The present plans of Field & Co. in connection with the property are said to contemplate the use and occupancy of the building floor by floor, as they are able to secure possession and allow the leases of tenants with whom they are unable to reach terms to expire.
Concept Drawing (left) and Actual (right)
George A. Fuller, Builders
Would Have Bridge Over Alley.
The longest leases, however, have only until 1915 to run. It is said, and arrangements have been made to terminate all of them on the first two floors May 1, 1915. The last one is also said to contemplate building over the ten foot private alley to the south for the convenience both of the patrons of the store as well as to facilitate the movement of goods.
It is said to have been the desire of the late Marshall Field and later of Field & Co. to acquire the property in fee simple and not by long term lease, and an offer of $1,500,000 is said to have been standing for the property for several years.
Of much interest also is the statement that another big State street retail concern has been trying to get the property by purchase. The first effort is said to have been made about two years ago when an offer of $1,500,000 was made. With the last few months the offer was made again and when the original proposition met with no favor, Mr. Trude was asked if an additional $100,000 would secure the property. Why the concern in question, which now occupies much more space than the property, sought to acquire it is difficult to understand unless possibly to embarass Field & Co.
Purchase Offers Refused.
All purchase offers were refused, however, by Mr. Trude with the statement that he would consider nothing but a long term lease of the property, and this was the basis on which terms were finally reached.
The Marshall Field & Co. store, which represents a remarkable mercantile evolution typical of Chicago’s growth into a great city, has a frontage of 384,6 feet on State street. The ground was valued by the board of review at $5,656,434 and the thirteen story building occupying the entire street at $2,424,999, or a total for the State street section of $8,081,433.
The Wabash avenue frontage is practically the same, less the ten foot alley to the south of the Trude building. The south 112 feet is improved with a nine and a half story building, while the 158 feet to the north has a thirteen story structure similar to the one on State street. The board of review valuation on these, with the improvements is $3,734,571, and with the Trude property, $4,457,201.
Value of Property $18,000,000.
What is known as the LeMoyne property, 75.8 feet in Randolph street at the southeast corner Holden court, with a depth of 101 feet, which belongs to the Marshall Field estate, has old six story improvements, and was valued by the board of review at $398,000. Adding this to the other properties gives a total valuation of $12,937,078, now held for the use of Field & Co.

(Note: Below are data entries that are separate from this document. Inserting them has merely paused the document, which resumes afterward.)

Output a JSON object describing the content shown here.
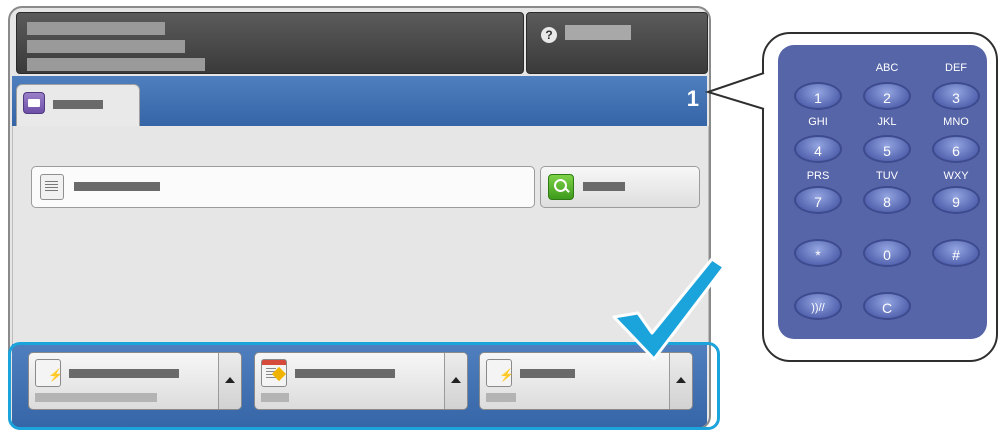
{
  "header": {
    "help_icon": "help-icon"
  },
  "tab": {
    "icon": "printer-icon"
  },
  "job_count": "1",
  "field": {
    "icon": "document-icon"
  },
  "search_button": {
    "icon": "search-icon"
  },
  "features": [
    {
      "icon": "document-bolt-icon"
    },
    {
      "icon": "form-edit-icon"
    },
    {
      "icon": "document-bolt-icon"
    }
  ],
  "keypad": {
    "keys": [
      {
        "label": "1",
        "sub": ""
      },
      {
        "label": "2",
        "sub": "ABC"
      },
      {
        "label": "3",
        "sub": "DEF"
      },
      {
        "label": "4",
        "sub": "GHI"
      },
      {
        "label": "5",
        "sub": "JKL"
      },
      {
        "label": "6",
        "sub": "MNO"
      },
      {
        "label": "7",
        "sub": "PRS"
      },
      {
        "label": "8",
        "sub": "TUV"
      },
      {
        "label": "9",
        "sub": "WXY"
      },
      {
        "label": "*",
        "sub": ""
      },
      {
        "label": "0",
        "sub": ""
      },
      {
        "label": "#",
        "sub": ""
      },
      {
        "label": "))//",
        "sub": ""
      },
      {
        "label": "C",
        "sub": ""
      }
    ]
  },
  "colors": {
    "accent_blue": "#3565a6",
    "highlight": "#1ba3db",
    "keypad": "#5664a8"
  }
}
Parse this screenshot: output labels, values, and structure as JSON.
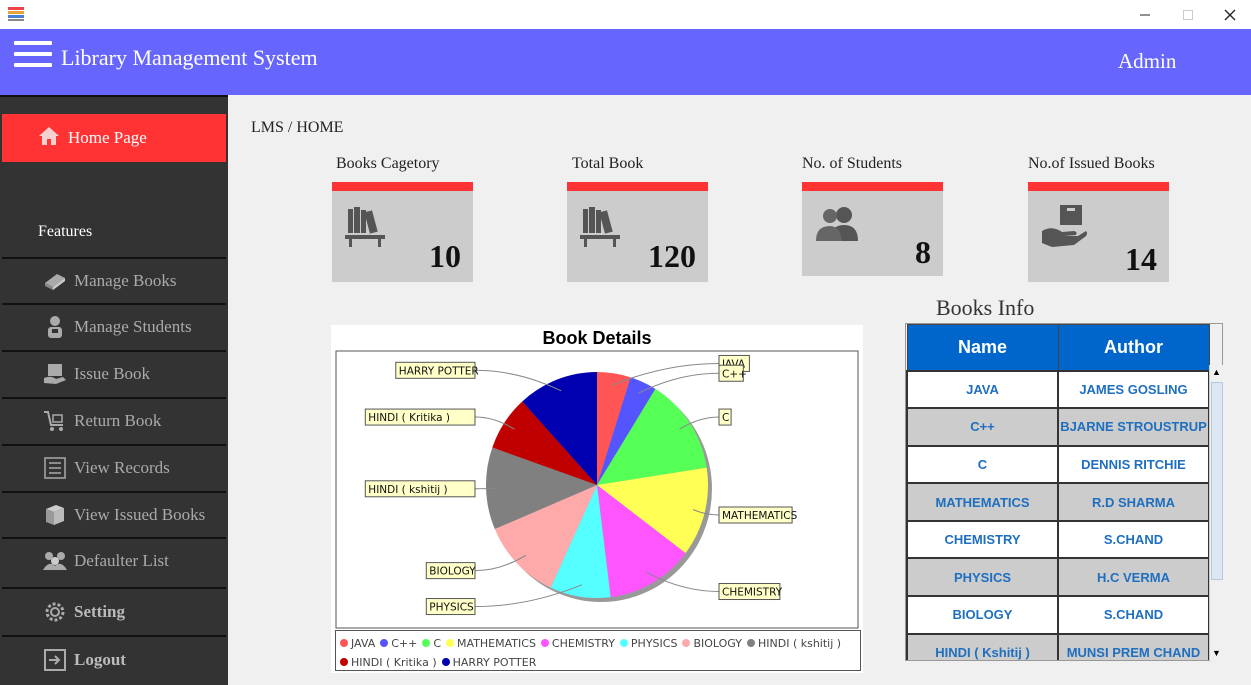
{
  "header": {
    "title": "Library Management System",
    "user": "Admin"
  },
  "colors": {
    "header": "#6666ff",
    "accent": "#ff3333",
    "sidebar": "#333333",
    "table_header": "#0066cc"
  },
  "sidebar": {
    "home": "Home Page",
    "features_heading": "Features",
    "items": [
      {
        "label": "Manage Books",
        "icon": "book-icon"
      },
      {
        "label": "Manage Students",
        "icon": "student-icon"
      },
      {
        "label": "Issue Book",
        "icon": "issue-book-icon"
      },
      {
        "label": "Return Book",
        "icon": "cart-icon"
      },
      {
        "label": "View Records",
        "icon": "list-icon"
      },
      {
        "label": "View Issued Books",
        "icon": "books-icon"
      },
      {
        "label": "Defaulter List",
        "icon": "group-icon"
      }
    ],
    "setting": "Setting",
    "logout": "Logout"
  },
  "breadcrumb": "LMS / HOME",
  "stats": [
    {
      "label": "Books Cagetory",
      "value": "10",
      "icon": "bookshelf-icon"
    },
    {
      "label": "Total Book",
      "value": "120",
      "icon": "bookshelf-icon"
    },
    {
      "label": "No. of Students",
      "value": "8",
      "icon": "users-icon"
    },
    {
      "label": "No.of Issued Books",
      "value": "14",
      "icon": "hand-box-icon"
    }
  ],
  "chart_data": {
    "type": "pie",
    "title": "Book Details",
    "legend": "bottom",
    "slices": [
      {
        "label": "JAVA",
        "value": 5,
        "color": "#ff5555"
      },
      {
        "label": "C++",
        "value": 4,
        "color": "#5555ff"
      },
      {
        "label": "C",
        "value": 14,
        "color": "#55ff55"
      },
      {
        "label": "MATHEMATICS",
        "value": 13,
        "color": "#ffff55"
      },
      {
        "label": "CHEMISTRY",
        "value": 13,
        "color": "#ff55ff"
      },
      {
        "label": "PHYSICS",
        "value": 9,
        "color": "#55ffff"
      },
      {
        "label": "BIOLOGY",
        "value": 12,
        "color": "#ffaaaa"
      },
      {
        "label": "HINDI ( kshitij )",
        "value": 12,
        "color": "#808080"
      },
      {
        "label": "HINDI ( Kritika )",
        "value": 8,
        "color": "#c00000"
      },
      {
        "label": "HARRY POTTER",
        "value": 12,
        "color": "#0000b0"
      }
    ],
    "callouts": [
      "JAVA",
      "C++",
      "C",
      "MATHEMATICS",
      "CHEMISTRY",
      "PHYSICS",
      "BIOLOGY",
      "HINDI ( kshitij )",
      "HINDI ( Kritika )",
      "HARRY POTTER"
    ]
  },
  "books_info": {
    "title": "Books  Info",
    "columns": [
      "Name",
      "Author"
    ],
    "rows": [
      [
        "JAVA",
        "JAMES GOSLING"
      ],
      [
        "C++",
        "BJARNE STROUSTRUP"
      ],
      [
        "C",
        "DENNIS RITCHIE"
      ],
      [
        "MATHEMATICS",
        "R.D SHARMA"
      ],
      [
        "CHEMISTRY",
        "S.CHAND"
      ],
      [
        "PHYSICS",
        "H.C VERMA"
      ],
      [
        "BIOLOGY",
        "S.CHAND"
      ],
      [
        "HINDI ( Kshitij )",
        "MUNSI PREM CHAND"
      ]
    ]
  }
}
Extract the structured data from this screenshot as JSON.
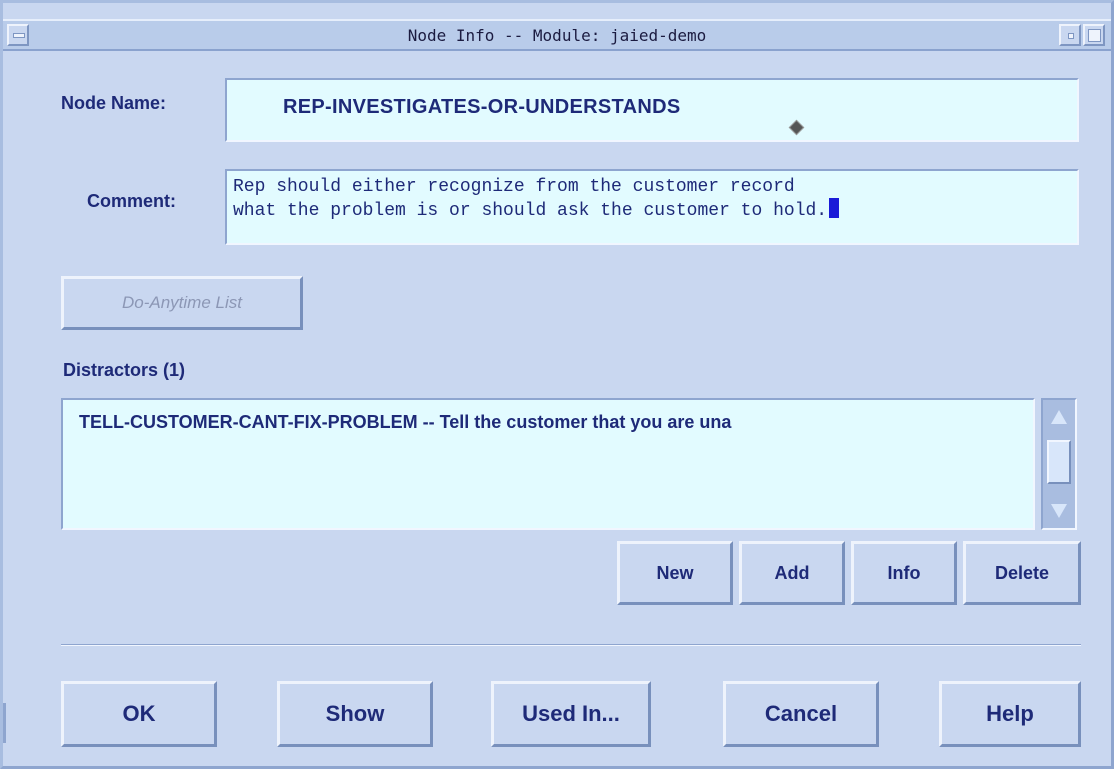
{
  "window": {
    "title": "Node Info -- Module: jaied-demo"
  },
  "node_name": {
    "label": "Node Name:",
    "value": "REP-INVESTIGATES-OR-UNDERSTANDS"
  },
  "comment": {
    "label": "Comment:",
    "lines": [
      "Rep should either recognize from the customer record",
      "what the problem is or should ask the customer to hold."
    ]
  },
  "do_anytime_button": "Do-Anytime List",
  "distractors": {
    "label": "Distractors (1)",
    "items": [
      "TELL-CUSTOMER-CANT-FIX-PROBLEM -- Tell the customer that you are una"
    ],
    "buttons": {
      "new": "New",
      "add": "Add",
      "info": "Info",
      "delete": "Delete"
    }
  },
  "footer_buttons": {
    "ok": "OK",
    "show": "Show",
    "used_in": "Used In...",
    "cancel": "Cancel",
    "help": "Help"
  },
  "colors": {
    "background": "#c9d7f0",
    "field": "#e2fbff",
    "text": "#1e2a78",
    "cursor": "#1a1ad8"
  },
  "icons": [
    "window-menu-icon",
    "minimize-icon",
    "maximize-icon",
    "scroll-up-icon",
    "scroll-down-icon",
    "pointer-diamond-icon"
  ]
}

As the board of review valuations are generally considerably below market value of the properties covered, it is thought the value of the ground and buildings within this block will easily reach a total of $15,000,000, if not $18,000,000.
Mr. Trude enjoys an annual net income of over $100,000 from his realty holdings in the central district. He receives $20,000 a year from the ground leased to the City Hall Square Theater company, $6,750 a year from property on Wabash avenue south of Congress street, both leased for ninety-nine years, and $16,000 from property at Wabash avenue and South Water street and Lake street. He also has other interests.